Good practice means that carers are identified as soon as it has become clear that the cared for person entering hospital will need ongoing support on discharge. This will enable proper arrangements to be made to consult and involve the carers or potential carers on discharge.

Carers have a legal right to a carer’s assessment. Carers should understand that they have a choice about caring and do not have to accept the responsibility. With the patient, they should be involved in drawing up a plan in preparation for the patient’s discharge and receive a written copy of the plan before discharge.

Carers should also:

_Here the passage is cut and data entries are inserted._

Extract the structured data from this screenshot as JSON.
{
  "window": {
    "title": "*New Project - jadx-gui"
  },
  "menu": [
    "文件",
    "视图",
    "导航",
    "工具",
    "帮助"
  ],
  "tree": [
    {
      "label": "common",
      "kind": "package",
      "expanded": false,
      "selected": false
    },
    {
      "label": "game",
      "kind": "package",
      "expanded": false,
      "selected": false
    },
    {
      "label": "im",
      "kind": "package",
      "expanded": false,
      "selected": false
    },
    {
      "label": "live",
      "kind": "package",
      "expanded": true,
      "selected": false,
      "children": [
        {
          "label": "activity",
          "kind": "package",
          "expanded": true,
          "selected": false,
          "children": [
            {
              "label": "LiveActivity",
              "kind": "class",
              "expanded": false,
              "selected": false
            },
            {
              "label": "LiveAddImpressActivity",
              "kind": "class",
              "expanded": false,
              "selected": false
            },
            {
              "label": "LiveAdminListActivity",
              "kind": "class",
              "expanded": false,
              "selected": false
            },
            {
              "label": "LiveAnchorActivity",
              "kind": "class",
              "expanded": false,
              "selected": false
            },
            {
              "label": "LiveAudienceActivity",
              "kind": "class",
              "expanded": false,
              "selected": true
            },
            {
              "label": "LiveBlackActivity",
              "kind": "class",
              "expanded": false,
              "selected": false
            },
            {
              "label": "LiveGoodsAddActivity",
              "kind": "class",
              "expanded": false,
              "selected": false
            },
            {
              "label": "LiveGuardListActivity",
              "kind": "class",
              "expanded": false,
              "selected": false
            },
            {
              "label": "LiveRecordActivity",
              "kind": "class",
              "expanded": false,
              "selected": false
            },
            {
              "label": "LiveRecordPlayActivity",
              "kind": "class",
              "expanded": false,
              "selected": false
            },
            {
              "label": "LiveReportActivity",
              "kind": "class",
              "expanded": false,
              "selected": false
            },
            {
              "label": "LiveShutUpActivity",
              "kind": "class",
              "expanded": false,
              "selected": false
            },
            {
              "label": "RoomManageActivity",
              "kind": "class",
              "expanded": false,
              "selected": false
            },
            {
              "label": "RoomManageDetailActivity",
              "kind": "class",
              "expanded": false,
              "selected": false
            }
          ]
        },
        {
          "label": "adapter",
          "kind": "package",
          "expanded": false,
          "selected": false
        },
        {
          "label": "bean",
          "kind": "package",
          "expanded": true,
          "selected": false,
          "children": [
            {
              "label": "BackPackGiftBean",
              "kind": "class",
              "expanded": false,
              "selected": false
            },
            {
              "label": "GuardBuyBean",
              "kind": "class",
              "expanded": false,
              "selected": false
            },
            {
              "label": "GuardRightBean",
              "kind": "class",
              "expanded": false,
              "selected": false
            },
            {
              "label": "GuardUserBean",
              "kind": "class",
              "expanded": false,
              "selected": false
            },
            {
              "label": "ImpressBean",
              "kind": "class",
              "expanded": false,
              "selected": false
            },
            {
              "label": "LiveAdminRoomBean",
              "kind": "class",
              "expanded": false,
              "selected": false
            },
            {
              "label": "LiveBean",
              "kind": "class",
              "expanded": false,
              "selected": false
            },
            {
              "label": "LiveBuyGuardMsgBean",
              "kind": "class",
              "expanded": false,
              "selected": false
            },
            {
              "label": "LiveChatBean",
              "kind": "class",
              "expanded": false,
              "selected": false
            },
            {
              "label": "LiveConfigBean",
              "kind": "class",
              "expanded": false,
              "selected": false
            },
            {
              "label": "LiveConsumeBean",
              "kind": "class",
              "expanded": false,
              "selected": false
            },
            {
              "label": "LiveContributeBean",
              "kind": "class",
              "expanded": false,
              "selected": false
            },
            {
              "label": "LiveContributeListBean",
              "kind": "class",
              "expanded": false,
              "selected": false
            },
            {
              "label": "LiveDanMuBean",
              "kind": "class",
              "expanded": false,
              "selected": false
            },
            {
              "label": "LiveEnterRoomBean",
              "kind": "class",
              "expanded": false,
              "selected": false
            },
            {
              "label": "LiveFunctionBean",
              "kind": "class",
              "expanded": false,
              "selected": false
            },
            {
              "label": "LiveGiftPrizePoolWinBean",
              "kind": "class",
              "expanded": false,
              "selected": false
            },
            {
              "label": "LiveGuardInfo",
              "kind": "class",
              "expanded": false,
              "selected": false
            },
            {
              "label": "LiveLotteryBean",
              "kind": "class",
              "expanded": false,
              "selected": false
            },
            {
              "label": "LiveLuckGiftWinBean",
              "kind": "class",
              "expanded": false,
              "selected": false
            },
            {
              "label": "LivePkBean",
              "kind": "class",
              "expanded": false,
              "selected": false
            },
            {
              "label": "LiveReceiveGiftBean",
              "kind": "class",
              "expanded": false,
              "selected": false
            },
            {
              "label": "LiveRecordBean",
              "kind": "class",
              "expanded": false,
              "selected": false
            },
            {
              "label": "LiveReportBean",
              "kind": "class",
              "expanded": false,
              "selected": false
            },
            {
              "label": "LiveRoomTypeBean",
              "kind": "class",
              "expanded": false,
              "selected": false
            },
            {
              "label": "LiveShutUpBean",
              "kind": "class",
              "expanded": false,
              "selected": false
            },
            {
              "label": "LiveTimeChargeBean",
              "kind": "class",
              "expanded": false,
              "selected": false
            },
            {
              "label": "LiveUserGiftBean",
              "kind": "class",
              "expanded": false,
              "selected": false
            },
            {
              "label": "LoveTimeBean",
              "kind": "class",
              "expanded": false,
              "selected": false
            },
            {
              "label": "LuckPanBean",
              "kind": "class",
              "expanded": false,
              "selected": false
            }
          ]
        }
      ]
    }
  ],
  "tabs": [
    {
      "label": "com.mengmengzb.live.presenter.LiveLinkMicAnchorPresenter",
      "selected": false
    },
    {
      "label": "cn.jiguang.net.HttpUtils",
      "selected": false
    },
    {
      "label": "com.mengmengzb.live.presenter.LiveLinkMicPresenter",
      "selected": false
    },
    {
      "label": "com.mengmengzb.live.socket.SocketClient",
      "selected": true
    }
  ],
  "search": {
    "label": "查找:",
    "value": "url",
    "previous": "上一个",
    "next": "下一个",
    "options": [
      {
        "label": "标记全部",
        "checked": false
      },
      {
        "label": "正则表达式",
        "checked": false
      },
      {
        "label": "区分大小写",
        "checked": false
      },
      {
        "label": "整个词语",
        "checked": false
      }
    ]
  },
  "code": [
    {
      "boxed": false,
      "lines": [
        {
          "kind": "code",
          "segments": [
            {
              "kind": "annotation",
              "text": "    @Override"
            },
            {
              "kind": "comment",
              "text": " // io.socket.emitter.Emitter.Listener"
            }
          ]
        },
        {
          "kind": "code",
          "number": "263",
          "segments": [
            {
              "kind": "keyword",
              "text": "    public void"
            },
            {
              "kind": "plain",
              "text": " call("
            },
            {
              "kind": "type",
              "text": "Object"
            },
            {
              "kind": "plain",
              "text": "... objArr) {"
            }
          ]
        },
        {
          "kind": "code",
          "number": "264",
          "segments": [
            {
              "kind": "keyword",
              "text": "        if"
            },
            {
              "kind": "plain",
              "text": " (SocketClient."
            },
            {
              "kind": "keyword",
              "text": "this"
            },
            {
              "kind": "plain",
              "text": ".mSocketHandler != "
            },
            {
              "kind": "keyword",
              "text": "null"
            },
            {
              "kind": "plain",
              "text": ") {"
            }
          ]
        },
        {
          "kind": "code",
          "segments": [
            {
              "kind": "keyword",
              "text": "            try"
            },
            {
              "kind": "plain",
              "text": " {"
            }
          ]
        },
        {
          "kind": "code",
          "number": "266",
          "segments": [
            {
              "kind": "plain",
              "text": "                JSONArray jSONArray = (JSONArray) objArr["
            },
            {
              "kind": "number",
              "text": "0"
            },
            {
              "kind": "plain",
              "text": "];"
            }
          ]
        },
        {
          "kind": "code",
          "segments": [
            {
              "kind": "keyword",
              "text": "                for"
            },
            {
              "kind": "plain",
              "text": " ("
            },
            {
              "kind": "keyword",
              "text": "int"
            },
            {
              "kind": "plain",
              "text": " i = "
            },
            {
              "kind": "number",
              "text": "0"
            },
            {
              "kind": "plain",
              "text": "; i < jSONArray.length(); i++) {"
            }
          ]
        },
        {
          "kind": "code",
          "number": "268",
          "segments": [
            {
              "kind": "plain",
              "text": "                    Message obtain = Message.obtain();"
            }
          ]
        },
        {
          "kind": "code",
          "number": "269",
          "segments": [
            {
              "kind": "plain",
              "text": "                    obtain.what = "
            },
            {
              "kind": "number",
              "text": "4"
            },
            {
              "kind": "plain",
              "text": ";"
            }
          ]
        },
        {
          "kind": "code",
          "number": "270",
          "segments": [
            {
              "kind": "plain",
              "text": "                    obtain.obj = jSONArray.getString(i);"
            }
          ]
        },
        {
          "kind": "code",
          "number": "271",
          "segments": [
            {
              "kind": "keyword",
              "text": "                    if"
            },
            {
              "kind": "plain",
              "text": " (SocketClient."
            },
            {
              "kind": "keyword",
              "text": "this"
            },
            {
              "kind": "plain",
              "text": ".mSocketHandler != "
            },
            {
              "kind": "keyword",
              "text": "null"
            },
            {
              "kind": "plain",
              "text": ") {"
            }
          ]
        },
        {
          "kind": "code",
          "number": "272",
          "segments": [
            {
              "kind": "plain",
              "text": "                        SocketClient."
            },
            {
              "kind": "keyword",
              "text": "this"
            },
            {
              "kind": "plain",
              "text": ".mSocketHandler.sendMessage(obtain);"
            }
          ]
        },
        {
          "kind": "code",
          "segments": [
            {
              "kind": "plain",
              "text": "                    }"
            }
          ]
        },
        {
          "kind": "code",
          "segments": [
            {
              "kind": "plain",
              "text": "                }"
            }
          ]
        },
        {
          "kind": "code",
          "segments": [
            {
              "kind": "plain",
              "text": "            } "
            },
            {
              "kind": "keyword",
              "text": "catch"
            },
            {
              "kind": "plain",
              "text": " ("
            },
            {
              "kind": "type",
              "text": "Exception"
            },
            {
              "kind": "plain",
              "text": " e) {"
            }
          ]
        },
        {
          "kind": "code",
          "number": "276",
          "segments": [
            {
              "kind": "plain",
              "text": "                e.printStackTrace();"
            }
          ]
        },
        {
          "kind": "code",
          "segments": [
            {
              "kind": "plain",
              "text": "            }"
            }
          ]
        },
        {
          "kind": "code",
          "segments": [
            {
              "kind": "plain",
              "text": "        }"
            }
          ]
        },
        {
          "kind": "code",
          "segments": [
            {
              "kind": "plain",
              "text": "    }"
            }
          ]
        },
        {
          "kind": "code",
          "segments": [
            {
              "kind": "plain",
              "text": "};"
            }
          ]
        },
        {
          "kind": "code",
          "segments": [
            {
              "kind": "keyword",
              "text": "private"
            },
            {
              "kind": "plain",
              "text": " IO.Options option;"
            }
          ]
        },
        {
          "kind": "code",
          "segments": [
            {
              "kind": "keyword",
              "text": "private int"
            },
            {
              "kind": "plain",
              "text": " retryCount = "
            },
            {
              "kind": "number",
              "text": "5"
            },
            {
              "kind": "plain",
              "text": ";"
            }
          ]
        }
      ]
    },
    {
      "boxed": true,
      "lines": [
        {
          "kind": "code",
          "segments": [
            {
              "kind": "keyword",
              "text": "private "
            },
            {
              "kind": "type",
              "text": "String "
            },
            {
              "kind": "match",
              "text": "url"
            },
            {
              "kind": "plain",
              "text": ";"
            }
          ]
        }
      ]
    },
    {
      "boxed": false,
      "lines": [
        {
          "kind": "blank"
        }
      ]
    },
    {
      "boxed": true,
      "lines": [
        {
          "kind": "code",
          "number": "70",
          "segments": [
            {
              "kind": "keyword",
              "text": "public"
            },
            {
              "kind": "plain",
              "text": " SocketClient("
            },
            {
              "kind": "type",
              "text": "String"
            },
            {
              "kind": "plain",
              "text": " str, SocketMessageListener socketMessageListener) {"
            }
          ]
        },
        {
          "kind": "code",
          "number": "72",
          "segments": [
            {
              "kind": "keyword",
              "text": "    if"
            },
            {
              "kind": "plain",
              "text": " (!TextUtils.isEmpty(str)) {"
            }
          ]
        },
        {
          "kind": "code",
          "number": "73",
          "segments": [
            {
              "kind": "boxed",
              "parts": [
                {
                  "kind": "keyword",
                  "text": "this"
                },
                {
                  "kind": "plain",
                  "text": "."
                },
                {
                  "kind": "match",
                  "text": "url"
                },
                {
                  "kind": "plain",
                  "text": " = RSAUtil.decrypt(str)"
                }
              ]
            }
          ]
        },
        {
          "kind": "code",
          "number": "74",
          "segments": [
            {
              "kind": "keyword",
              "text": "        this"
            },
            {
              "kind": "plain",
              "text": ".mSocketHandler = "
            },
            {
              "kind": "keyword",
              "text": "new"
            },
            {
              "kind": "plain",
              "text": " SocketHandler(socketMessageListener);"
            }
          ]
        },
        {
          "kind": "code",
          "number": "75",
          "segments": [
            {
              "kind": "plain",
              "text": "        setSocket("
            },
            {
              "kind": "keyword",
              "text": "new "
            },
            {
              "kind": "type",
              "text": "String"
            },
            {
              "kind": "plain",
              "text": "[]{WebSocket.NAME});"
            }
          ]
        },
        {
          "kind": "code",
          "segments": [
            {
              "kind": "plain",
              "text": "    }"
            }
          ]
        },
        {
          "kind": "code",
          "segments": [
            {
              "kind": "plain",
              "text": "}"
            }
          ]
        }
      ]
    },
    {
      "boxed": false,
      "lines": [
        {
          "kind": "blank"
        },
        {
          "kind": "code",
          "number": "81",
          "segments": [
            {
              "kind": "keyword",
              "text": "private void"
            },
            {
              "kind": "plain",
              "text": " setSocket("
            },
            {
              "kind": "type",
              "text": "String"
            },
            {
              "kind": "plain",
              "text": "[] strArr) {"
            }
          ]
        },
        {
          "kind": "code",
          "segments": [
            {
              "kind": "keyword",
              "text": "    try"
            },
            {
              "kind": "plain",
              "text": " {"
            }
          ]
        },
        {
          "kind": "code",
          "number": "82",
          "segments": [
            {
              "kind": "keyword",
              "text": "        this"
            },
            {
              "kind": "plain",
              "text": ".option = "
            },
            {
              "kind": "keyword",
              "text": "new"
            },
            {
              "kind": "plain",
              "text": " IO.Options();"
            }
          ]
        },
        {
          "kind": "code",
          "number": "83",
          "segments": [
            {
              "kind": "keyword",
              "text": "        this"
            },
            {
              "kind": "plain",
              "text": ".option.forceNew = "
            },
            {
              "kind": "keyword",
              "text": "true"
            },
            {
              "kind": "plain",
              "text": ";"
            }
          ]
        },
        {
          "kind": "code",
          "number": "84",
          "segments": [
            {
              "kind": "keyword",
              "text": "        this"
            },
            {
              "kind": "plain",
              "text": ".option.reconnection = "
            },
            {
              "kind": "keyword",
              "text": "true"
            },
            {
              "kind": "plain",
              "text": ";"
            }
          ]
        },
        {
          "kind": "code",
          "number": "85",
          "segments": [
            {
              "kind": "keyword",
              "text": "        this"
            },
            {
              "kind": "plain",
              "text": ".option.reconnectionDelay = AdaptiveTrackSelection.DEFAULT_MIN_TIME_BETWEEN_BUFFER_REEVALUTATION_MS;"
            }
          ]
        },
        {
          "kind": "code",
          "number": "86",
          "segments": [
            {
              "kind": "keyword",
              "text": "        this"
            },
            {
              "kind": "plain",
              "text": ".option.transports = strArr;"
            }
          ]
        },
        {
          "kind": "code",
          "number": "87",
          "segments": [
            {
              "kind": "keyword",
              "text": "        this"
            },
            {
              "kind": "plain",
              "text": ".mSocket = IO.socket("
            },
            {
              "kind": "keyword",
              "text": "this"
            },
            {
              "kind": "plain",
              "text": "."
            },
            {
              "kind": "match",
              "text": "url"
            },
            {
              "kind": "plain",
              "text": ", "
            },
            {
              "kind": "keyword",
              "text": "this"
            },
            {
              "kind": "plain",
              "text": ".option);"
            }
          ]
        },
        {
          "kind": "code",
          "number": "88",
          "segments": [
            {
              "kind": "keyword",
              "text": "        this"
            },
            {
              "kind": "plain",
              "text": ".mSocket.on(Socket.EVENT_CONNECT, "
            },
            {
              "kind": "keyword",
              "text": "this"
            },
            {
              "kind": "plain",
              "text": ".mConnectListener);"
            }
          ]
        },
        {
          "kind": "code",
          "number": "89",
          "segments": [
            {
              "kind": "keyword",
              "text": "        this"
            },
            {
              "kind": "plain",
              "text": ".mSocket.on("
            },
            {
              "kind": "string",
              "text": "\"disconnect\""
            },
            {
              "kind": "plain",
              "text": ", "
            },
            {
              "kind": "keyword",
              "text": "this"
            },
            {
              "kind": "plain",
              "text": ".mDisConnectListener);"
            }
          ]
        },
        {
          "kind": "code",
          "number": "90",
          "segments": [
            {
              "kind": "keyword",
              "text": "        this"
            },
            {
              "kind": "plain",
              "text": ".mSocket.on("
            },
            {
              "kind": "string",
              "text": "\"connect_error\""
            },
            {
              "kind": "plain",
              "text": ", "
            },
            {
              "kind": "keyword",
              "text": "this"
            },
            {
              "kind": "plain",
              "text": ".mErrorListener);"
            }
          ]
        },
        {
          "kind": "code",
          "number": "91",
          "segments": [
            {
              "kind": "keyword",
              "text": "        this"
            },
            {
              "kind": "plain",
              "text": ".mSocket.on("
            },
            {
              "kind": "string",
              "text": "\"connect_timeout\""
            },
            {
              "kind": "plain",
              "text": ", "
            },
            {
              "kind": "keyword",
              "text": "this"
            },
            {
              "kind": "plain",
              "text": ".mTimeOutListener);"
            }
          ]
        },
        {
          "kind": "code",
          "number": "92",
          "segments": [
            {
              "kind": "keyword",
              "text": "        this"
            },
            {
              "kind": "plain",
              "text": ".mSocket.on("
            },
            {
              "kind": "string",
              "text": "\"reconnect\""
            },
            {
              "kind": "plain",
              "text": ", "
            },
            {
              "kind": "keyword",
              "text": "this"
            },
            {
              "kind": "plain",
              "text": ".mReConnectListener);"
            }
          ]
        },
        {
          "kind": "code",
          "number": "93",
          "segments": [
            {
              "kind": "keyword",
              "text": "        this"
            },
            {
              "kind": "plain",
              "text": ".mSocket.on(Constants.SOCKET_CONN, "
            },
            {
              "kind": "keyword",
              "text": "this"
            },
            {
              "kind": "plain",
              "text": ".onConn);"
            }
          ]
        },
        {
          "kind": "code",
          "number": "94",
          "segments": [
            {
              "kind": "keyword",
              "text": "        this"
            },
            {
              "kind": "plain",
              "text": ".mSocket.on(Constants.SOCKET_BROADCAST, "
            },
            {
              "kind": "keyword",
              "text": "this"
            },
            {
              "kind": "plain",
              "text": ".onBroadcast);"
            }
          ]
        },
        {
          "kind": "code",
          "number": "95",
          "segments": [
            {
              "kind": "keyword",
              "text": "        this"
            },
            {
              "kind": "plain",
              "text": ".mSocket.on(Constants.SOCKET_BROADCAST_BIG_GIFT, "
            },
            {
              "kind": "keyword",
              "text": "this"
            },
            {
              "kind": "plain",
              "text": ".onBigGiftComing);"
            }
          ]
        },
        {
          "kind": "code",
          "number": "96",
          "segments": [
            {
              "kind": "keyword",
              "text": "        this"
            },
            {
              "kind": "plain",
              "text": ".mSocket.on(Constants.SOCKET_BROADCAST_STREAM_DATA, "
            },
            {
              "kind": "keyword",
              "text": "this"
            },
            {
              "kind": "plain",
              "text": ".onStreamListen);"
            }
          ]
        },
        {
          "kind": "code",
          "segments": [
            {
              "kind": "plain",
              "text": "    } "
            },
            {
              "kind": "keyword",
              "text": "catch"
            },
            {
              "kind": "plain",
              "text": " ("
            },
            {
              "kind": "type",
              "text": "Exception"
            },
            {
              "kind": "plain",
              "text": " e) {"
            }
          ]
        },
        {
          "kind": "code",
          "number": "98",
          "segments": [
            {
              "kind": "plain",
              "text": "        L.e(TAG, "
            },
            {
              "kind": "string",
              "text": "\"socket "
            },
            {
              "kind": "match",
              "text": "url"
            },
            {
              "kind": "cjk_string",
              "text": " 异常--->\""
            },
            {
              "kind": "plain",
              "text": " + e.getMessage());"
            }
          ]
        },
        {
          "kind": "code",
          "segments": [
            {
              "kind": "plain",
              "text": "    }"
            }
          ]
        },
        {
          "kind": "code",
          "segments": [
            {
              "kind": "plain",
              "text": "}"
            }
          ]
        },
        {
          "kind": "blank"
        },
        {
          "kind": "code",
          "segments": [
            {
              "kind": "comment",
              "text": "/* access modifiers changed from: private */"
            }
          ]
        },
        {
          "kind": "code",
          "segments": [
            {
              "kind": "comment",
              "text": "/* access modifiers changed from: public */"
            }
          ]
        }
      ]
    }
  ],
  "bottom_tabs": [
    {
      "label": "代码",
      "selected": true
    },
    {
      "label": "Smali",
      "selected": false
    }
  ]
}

  • be given information about the treatment and condition of the patient. This should include the medication being used and its possible side effects
  • have an occupational therapist visit, if special equipment or adaptations are needed
  • be given help and have sufficient time to visit potential care homes, if the patient is unable to be cared for at home
  • be given at least 24 hours notice prior to the person coming home from hospital

In addition, services to support the carer and the patient should be in place before the patient is discharged, including home care. In England services are provided free of charge for a 6 week period after discharge.

Primary Care

Primary Care also have a duty to identify carers and keep a register. Carers are entitled to services such as free flu jabs and may need to be contacted to attend clinics so keeping a register is essential. GPs also get additional payment for the support they offer carers.

Good practice examples

Local Solutions’ Carers Project provides an outreach service for carers, in partnership with the Royal Liverpool and Broadgreen University Hospital Trust (RLBUHT).

The Home from Hospital service offers:

  • co-ordinated support services
  • accessing benefits
  • shopping
  • attending hospital appointments
  • respite care
  • signposting to other agencies

The Home from Hospital outreach worker acts as an advocate for carers, liaising with statutory and voluntary agencies to ensure access to services. The worker also provides support on a one-to-one basis or by telephone.

Further information and good practice examples are available in our section for health professionals working with carers.